The venerable mummies have survived hundreds, even thousands, of years, keeping the memory of their original dwellers, whether human beings or animals, in the hope of a new world on the other side of death. These corpses preserved in extraordinary conditions, whether by artificial means or due to extreme environmental conditions, are a very valuable source of scientific information for anthropologists and archaeologists, as well as for doctors and biologists.

But, unfortunately, there was a time when a very interesting and practical application for mummies was found, namely the hundreds of mummies that, as an “industrial” production method, were dug up in Egypt… hundreds of mummies ended up inside the boilers of North American locomotives!!

During the 19th century, Egyptian mummies were considered a kind of medicine. Famous was the dust of mummies to “cure” all kinds of diseases. The mummy paper, extracted from the bandages of those mummies, imported to the American continent from Egypt, was also widely used to cover food. Apparently, fish and sausages were well preserved in mummy paper. But the most curious thing was that, hundreds of them were used as fuel in steam engine boilers

Awesome! It would be if it were true, but it is a curious hoax. It turns out that Mark Twain, an great joker, had the idea of claiming to have seen mummies burned in locomotive boilers on one of his trips and, to top it all, he dared to joke that the mummies of kings burned better than the mummies of the poor. Pure joking, that gradually self-feeding and, at the turn of the century, it was considered that there were fragments of mummy everywhere, from the drugstore to the market. Of course, mummies were used to make fraudulent medicines and some of them even ended up in the boiler of some squeaky railroads, as in the case described by Twain but, of course, did not exist a widespread burning of mummies, and neither the manufacture of “mummy paper” on an industrial scale, although some attempts were made.

More information: Do Egyptians burn mummies as fuel?

The 20th century condensed into a single image

If I had to choose a single photograph representing the last century, I would certainly name the one that illustrates this small note.

This is a night shot entitled Hotshot Eastbound from the American master of photography Ogle Winston Link, taken in the 1950s. The image shows a jet airplane, in flight, projected on the screen of an drive-in theater, full of cars, while a train crosses the scene quickly. Simply brilliant.

By the way… there are those who say that a certain scene in the Simpsons is, in reality, a kind of homage-parody of this historic photograph. Specifically, I’m referring to episode 194 (5F12).

Iron maidens?

For a few days I have been reading a thick book that, apparently, deals with esoteric-medieval matters. The book, an essay on certain medieval myths, reviews some of the topics of those “dark” centuries, as one who cooks an omelet with a recipe he knows too well.
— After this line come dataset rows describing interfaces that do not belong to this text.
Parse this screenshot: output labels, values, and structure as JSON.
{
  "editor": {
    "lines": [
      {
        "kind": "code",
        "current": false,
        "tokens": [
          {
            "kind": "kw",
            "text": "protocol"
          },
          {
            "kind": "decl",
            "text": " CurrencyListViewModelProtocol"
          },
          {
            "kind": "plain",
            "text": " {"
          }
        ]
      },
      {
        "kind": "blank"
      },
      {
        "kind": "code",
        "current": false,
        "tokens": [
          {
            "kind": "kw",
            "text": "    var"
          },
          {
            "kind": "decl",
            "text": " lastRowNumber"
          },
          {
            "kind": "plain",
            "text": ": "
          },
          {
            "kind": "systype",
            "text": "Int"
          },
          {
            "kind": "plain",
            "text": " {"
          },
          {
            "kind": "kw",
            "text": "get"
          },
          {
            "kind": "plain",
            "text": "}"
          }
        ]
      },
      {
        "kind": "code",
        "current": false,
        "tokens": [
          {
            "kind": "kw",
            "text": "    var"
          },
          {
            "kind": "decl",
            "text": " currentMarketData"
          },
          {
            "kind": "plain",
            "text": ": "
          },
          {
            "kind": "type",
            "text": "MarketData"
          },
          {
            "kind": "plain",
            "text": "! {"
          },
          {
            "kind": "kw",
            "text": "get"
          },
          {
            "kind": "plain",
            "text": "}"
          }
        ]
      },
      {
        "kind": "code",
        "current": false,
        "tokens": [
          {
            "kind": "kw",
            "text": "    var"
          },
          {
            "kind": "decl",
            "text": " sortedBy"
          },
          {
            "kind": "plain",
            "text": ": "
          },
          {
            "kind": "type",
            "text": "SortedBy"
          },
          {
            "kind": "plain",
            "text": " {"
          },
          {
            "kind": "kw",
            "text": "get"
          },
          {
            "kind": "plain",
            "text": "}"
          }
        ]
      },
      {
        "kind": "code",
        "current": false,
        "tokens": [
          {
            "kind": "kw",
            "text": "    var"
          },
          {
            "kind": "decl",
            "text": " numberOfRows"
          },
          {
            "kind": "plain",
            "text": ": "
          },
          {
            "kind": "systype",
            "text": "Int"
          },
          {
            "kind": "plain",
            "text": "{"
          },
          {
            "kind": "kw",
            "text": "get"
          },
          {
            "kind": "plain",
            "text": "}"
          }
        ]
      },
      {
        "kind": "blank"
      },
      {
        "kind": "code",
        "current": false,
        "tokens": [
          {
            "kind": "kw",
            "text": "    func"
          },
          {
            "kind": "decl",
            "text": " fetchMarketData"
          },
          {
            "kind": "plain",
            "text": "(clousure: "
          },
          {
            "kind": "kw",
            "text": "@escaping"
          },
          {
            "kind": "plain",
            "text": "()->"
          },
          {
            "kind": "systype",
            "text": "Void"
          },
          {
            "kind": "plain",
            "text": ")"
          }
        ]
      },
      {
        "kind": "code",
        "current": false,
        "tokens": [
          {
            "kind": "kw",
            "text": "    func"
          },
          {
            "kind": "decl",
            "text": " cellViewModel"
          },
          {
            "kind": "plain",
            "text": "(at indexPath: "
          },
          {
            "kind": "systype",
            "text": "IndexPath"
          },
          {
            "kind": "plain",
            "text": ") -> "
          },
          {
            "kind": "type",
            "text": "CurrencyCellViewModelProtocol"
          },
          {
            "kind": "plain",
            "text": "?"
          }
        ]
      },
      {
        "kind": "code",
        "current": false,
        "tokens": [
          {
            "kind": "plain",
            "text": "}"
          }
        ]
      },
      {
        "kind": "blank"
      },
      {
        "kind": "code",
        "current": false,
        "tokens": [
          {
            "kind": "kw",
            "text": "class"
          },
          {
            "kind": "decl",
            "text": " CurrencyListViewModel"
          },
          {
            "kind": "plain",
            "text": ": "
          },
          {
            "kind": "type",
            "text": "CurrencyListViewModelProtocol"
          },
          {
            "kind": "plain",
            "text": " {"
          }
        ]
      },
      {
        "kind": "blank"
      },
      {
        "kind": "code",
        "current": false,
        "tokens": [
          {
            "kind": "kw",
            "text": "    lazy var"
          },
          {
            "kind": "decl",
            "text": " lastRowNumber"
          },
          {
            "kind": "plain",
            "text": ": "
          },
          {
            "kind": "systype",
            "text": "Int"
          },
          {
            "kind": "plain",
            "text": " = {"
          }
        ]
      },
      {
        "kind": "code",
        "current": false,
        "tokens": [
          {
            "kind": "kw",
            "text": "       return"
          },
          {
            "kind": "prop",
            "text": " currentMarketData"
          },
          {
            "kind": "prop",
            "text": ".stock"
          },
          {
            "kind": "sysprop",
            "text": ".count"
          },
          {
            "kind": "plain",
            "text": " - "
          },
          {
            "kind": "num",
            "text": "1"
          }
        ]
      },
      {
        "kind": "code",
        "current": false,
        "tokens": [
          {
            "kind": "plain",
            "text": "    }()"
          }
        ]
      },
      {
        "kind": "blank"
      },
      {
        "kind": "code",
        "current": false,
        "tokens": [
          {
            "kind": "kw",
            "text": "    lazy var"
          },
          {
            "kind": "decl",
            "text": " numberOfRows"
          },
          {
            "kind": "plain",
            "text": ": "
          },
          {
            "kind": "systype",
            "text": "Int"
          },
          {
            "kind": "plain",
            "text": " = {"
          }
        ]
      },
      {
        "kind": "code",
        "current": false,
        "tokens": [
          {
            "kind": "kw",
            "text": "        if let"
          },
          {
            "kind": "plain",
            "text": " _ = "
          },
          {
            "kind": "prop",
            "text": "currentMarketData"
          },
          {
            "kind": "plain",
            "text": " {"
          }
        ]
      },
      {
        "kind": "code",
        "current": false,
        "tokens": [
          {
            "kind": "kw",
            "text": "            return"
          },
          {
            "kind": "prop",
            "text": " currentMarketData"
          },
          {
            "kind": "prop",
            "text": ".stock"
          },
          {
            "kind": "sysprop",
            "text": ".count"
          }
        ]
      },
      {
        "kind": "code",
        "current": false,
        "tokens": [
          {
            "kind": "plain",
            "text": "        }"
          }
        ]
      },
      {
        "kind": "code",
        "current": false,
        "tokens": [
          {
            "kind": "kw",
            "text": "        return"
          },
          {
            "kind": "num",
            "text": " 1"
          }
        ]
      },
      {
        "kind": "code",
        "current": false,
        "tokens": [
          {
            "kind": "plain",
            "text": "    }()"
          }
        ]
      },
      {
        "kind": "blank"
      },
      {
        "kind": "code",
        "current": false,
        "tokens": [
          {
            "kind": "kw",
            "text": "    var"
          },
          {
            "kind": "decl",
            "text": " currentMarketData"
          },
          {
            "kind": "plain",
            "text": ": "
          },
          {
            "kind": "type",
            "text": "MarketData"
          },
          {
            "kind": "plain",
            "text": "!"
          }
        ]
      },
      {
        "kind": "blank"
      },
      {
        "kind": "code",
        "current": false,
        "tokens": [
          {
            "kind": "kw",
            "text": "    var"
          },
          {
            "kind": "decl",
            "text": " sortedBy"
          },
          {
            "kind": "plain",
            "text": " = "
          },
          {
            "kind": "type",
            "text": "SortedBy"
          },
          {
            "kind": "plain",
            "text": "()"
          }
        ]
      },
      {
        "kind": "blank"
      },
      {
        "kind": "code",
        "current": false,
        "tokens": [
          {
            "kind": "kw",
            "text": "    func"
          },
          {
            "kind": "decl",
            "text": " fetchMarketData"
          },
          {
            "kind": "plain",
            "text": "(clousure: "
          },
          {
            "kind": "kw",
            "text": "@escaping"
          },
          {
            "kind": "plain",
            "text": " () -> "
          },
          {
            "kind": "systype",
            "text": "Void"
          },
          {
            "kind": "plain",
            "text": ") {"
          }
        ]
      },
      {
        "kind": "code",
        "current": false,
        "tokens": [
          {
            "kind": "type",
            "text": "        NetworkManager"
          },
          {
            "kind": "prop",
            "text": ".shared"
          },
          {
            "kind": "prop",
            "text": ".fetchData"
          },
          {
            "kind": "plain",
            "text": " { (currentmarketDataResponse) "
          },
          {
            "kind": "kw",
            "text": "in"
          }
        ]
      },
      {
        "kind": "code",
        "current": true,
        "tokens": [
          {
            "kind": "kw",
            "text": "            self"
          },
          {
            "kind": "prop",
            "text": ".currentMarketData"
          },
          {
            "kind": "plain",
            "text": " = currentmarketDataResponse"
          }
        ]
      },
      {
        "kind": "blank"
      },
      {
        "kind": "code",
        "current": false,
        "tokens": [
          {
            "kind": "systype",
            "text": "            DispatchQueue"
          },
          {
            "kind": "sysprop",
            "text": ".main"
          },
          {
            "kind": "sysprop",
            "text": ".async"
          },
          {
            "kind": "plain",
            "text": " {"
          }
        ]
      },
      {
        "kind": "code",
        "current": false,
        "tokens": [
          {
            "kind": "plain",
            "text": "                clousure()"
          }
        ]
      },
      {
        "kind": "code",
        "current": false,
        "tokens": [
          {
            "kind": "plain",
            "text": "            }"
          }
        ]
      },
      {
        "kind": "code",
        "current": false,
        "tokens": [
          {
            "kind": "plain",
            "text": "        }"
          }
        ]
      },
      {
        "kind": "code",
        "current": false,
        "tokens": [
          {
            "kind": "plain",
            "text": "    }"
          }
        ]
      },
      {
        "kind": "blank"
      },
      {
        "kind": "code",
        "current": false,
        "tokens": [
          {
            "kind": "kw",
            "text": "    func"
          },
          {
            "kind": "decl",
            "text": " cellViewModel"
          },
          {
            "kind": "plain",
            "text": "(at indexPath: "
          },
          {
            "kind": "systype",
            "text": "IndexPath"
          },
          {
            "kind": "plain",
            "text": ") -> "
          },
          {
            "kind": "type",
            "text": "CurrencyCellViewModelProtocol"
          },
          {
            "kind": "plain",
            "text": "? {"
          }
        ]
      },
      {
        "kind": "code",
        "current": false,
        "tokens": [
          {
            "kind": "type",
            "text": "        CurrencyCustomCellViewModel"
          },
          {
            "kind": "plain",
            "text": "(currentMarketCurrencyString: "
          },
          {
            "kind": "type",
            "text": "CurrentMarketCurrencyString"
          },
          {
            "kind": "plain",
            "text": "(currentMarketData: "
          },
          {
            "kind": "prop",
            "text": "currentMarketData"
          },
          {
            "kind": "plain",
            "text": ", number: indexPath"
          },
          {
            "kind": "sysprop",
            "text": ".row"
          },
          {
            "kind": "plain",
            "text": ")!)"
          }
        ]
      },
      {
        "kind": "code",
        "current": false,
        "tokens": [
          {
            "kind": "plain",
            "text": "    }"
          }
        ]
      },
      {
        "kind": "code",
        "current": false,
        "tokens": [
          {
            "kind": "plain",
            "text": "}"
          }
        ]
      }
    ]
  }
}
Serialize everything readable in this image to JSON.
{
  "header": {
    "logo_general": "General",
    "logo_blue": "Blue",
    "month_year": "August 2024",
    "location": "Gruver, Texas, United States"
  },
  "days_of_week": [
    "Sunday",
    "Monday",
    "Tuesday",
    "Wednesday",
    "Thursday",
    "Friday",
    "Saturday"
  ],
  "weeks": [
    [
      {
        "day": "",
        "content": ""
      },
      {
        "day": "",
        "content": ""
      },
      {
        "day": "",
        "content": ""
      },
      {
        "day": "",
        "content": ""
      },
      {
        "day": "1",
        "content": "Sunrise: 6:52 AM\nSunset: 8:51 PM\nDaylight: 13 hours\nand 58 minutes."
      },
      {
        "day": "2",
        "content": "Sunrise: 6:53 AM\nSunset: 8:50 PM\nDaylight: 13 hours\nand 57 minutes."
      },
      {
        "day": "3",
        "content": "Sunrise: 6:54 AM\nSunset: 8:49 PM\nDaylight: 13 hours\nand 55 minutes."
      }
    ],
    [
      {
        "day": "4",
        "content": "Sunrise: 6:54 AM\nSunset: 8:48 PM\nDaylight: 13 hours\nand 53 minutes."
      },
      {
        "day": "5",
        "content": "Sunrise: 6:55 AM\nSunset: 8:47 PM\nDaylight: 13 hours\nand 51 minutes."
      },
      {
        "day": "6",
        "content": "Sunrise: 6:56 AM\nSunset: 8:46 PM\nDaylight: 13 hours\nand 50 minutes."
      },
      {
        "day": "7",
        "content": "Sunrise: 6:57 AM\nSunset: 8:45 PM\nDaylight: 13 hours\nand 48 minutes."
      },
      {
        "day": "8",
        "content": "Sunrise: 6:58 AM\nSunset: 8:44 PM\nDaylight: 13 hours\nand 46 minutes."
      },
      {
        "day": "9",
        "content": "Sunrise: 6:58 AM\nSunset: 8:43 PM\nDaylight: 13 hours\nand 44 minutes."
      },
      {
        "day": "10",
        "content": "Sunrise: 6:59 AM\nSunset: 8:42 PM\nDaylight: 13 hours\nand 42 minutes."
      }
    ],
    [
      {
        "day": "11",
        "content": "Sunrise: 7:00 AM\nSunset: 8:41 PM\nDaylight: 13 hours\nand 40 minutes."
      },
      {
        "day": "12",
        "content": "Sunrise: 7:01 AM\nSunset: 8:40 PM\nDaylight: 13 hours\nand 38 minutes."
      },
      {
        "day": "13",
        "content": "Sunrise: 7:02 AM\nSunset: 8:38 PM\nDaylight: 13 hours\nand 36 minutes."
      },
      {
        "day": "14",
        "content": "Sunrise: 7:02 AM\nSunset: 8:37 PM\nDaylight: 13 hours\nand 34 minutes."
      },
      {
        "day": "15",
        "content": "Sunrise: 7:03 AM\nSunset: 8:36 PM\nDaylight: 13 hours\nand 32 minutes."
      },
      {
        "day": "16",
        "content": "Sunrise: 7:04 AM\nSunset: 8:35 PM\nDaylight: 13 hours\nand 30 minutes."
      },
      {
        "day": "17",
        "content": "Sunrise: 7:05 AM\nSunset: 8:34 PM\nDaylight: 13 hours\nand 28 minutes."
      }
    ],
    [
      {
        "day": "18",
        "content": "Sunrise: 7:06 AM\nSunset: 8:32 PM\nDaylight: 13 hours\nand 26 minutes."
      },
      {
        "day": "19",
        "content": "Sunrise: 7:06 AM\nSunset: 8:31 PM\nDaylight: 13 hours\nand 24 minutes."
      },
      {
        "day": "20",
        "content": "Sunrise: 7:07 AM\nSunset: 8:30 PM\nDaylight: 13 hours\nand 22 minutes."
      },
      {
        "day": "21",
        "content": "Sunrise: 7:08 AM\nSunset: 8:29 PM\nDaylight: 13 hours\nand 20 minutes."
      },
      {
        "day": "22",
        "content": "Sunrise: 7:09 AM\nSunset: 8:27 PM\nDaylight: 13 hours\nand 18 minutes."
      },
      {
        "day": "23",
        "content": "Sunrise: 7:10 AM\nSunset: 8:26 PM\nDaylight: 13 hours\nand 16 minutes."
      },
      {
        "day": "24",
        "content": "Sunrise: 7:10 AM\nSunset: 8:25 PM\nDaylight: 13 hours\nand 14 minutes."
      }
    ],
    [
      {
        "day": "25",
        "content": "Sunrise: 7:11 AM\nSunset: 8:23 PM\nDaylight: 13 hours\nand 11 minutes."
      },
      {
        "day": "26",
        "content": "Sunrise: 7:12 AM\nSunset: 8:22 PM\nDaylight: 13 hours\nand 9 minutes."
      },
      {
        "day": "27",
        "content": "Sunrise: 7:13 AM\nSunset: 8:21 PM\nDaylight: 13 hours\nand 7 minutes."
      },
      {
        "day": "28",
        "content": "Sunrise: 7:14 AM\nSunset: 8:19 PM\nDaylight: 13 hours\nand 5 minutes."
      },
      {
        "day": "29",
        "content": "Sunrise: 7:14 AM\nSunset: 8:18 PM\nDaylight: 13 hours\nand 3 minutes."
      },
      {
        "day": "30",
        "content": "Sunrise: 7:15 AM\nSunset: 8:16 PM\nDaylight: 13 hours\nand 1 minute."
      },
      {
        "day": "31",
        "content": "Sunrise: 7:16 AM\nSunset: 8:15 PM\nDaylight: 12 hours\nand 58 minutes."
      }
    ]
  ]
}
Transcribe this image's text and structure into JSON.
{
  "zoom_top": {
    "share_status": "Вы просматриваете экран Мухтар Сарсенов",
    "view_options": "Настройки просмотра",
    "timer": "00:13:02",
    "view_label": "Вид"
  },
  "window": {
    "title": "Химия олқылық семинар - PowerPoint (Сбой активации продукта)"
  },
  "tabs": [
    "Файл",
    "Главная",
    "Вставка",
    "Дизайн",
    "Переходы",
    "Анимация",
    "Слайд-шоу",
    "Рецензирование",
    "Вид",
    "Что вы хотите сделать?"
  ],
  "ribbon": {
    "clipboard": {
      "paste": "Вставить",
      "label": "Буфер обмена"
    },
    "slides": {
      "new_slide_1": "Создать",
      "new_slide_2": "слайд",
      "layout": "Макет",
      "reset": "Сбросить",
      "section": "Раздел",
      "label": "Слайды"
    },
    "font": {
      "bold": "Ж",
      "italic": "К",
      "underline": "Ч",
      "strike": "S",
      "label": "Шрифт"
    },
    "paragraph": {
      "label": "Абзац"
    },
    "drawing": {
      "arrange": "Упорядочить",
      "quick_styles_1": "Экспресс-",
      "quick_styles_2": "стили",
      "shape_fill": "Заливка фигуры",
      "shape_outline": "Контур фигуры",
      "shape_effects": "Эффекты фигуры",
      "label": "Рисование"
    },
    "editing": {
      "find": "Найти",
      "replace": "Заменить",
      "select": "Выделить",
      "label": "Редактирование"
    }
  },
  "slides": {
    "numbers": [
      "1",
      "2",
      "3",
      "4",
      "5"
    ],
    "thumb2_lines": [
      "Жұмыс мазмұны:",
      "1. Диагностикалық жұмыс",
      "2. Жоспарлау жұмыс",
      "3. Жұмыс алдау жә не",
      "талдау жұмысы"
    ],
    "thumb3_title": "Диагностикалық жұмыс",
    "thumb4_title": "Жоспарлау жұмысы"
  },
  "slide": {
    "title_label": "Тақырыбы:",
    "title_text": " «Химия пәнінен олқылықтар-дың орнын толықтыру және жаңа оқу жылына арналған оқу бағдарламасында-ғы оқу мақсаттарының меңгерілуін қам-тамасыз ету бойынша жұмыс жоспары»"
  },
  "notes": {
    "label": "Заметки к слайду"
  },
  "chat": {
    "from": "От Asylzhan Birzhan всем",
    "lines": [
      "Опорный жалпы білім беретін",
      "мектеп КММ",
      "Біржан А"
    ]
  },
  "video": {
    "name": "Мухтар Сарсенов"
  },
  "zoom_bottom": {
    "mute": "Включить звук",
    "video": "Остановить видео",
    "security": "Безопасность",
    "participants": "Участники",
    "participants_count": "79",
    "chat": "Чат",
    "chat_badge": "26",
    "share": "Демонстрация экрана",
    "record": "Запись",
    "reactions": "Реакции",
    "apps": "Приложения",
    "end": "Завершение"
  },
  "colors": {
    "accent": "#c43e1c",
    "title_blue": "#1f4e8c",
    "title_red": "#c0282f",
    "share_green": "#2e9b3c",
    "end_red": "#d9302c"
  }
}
In short, I came across the subject of torture on the part of the evil Inquisition and… the book reviews the presumed history of medieval tortures and affirm that the iron maidens were something common!

The iron maidens (apart from having named a famous music band after him) do not really have much history. This is that kind of female-form metal coffins in which the torture victim was supposedly introduced and, after closing the door, trapped and pierced by a pile of metal spikes. Yes, it appears in all kinds of films, books and even The Simpsons, but is not medieval. In fact, the iron maidens appeared late, supposedly back in the 17th century and had nothing to do with the Inquisition. The concept has a literary origin and, in reality, no case of medieval iron maiden is known.

However, with the fame created by the romantics on the subject, a few iron maidens were built in the 19th and 20th centuries for dark purposes. Much was said about the maiden of Nuremberg, supposedly from the 15th century, but today it can be said that it was an elaborate object much later.